James Ivory won the Oscar for Best Adapted Screenplay thanks to his work scripting “Call Me By Your Name,” but that doesn’t mean he’s completely satisfied with the final draft. The screenwriter has expressed disappointment in the past over the film’s lack of full frontal male nudity, but he flat out criticizes director Luca Guadagnino for the choice in a new interview with The Guardian.
“When Luca says he never thought of putting nudity in, that is totally untrue,” Ivory said. “He sat in this very room where I am sitting now, talking about how he would do it, so when he says that it was a conscious aesthetic decision not to – well, that’s just bullshit.”
The movie’s prominent sex scene between the characters played by Timothée Chalamet and Armie Hammer does not include any full frontal nudity. Guadagnino’s camera pans away from their bodies before intercourse and fixates on trees blowing in the wind. The director explained at the New York Film Festival last year that the decision not to show graphic nudity or explicit lovemaking was a conscious one on his part.

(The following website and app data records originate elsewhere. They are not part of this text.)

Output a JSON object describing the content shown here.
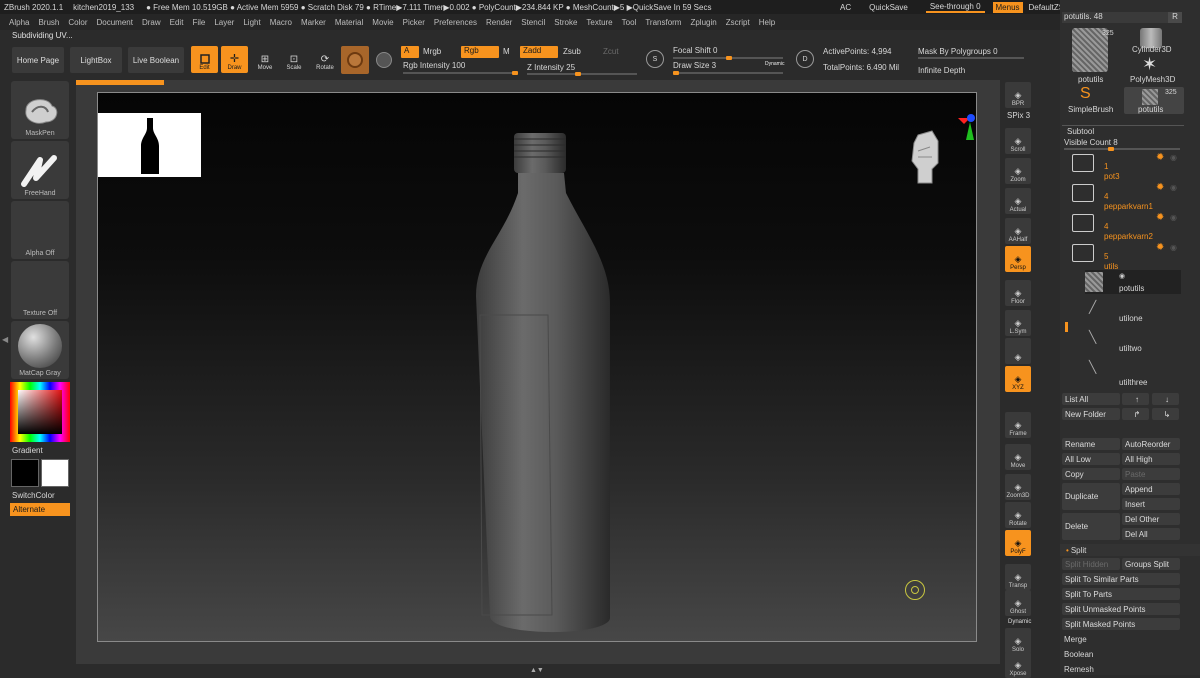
{
  "titlebar": {
    "app": "ZBrush 2020.1.1",
    "file": "kitchen2019_133",
    "stats": "● Free Mem 10.519GB ● Active Mem 5959 ● Scratch Disk 79 ● RTime▶7.111 Timer▶0.002 ● PolyCount▶234.844 KP ● MeshCount▶5 ▶QuickSave In 59 Secs",
    "ac": "AC",
    "quicksave": "QuickSave",
    "seethrough": "See-through  0",
    "menus": "Menus",
    "script": "DefaultZScript"
  },
  "menu": [
    "Alpha",
    "Brush",
    "Color",
    "Document",
    "Draw",
    "Edit",
    "File",
    "Layer",
    "Light",
    "Macro",
    "Marker",
    "Material",
    "Movie",
    "Picker",
    "Preferences",
    "Render",
    "Stencil",
    "Stroke",
    "Texture",
    "Tool",
    "Transform",
    "Zplugin",
    "Zscript",
    "Help"
  ],
  "subdividing": "Subdividing UV...",
  "toolbar": {
    "homepage": "Home Page",
    "lightbox": "LightBox",
    "liveboolean": "Live Boolean",
    "edit": "Edit",
    "draw": "Draw",
    "move": "Move",
    "scale": "Scale",
    "rotate": "Rotate",
    "a": "A",
    "mrgb": "Mrgb",
    "rgb": "Rgb",
    "m": "M",
    "zadd": "Zadd",
    "zsub": "Zsub",
    "zcut": "Zcut",
    "rgb_intensity": "Rgb Intensity 100",
    "z_intensity": "Z Intensity 25",
    "focal_shift": "Focal Shift 0",
    "draw_size": "Draw Size 3",
    "dynamic": "Dynamic",
    "active_points": "ActivePoints: 4,994",
    "total_points": "TotalPoints: 6.490 Mil",
    "mask_polygroups": "Mask By Polygroups 0",
    "infinite_depth": "Infinite Depth"
  },
  "left": {
    "maskpen": "MaskPen",
    "freehand": "FreeHand",
    "alpha_off": "Alpha Off",
    "texture_off": "Texture Off",
    "matcap": "MatCap Gray",
    "gradient": "Gradient",
    "switchcolor": "SwitchColor",
    "alternate": "Alternate"
  },
  "right_tools": [
    {
      "label": "BPR",
      "on": false
    },
    {
      "label": "Scroll",
      "on": false
    },
    {
      "label": "Zoom",
      "on": false
    },
    {
      "label": "Actual",
      "on": false
    },
    {
      "label": "AAHalf",
      "on": false
    },
    {
      "label": "Persp",
      "on": true
    },
    {
      "label": "Floor",
      "on": false
    },
    {
      "label": "L.Sym",
      "on": false
    },
    {
      "label": "",
      "on": false
    },
    {
      "label": "XYZ",
      "on": true
    },
    {
      "label": "Frame",
      "on": false
    },
    {
      "label": "Move",
      "on": false
    },
    {
      "label": "Zoom3D",
      "on": false
    },
    {
      "label": "Rotate",
      "on": false
    },
    {
      "label": "PolyF",
      "on": true
    },
    {
      "label": "Transp",
      "on": false
    },
    {
      "label": "Ghost",
      "on": false
    },
    {
      "label": "Solo",
      "on": false
    },
    {
      "label": "Xpose",
      "on": false
    }
  ],
  "spix": "SPix 3",
  "dynamic_label": "Dynamic",
  "panel": {
    "potutils_slider": "potutils. 48",
    "r": "R",
    "thumb_count": "325",
    "thumbs": [
      "potutils",
      "Cylinder3D",
      "PolyMesh3D",
      "SimpleBrush",
      "potutils"
    ],
    "thumb_count2": "325",
    "subtool": "Subtool",
    "visible_count": "Visible Count 8",
    "folders": [
      {
        "count": "1",
        "name": "pot3"
      },
      {
        "count": "4",
        "name": "pepparkvarn1"
      },
      {
        "count": "4",
        "name": "pepparkvarn2"
      },
      {
        "count": "5",
        "name": "utils"
      }
    ],
    "subtools": [
      "potutils",
      "utilone",
      "utiltwo",
      "utilthree"
    ],
    "list_all": "List All",
    "new_folder": "New Folder",
    "rename": "Rename",
    "autoreorder": "AutoReorder",
    "all_low": "All Low",
    "all_high": "All High",
    "copy": "Copy",
    "paste": "Paste",
    "duplicate": "Duplicate",
    "append": "Append",
    "insert": "Insert",
    "delete": "Delete",
    "del_other": "Del Other",
    "del_all": "Del All",
    "split": "Split",
    "split_hidden": "Split Hidden",
    "groups_split": "Groups Split",
    "split_similar": "Split To Similar Parts",
    "split_parts": "Split To Parts",
    "split_unmasked": "Split Unmasked Points",
    "split_masked": "Split Masked Points",
    "merge": "Merge",
    "boolean": "Boolean",
    "remesh": "Remesh"
  }
}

“To put our gaze upon their lovemaking would have been a sort of unkind intrusion,” Guadagnino said. “I think that their love is in all things, so when we gaze towards the window and we see the trees, there is a sense of witnessing that. I refuse with strong firmness that I was coy in not showing that, because I think that Oliver and Elio and Armie and Timothée, the four of them displayed a very strong intimacy and closeness in so many ways and it was enough.”
Ivory feels otherwise. The screenwriter told Variety last October that “there was all sorts of nudity” in his original screenplay. The Guardian confirms that Ivory’s intended draft specifically mentioned that the main characters be shown naked, a creative decision that was overturned once Hammer and Chalamet signed on with “no frontal nudity” clauses in their contracts. For Ivory, this decision still doesn’t feel right.
“When people are wandering around before or after making love, and they’re decorously covered with sheets, it’s always seemed phoney to me,” the screenwriter said. “I never liked doing that. And I don’t do it, as you know. [In “Maurice”], the two guys have had sex and they get up and you certainly see everything there is to be seen. To me, that’s a more natural way of doing things than to hide them, or to do what Luca did, which is to pan the camera out of the window toward some trees. Well…”
“Call Me By Your Name” is now available On Demand.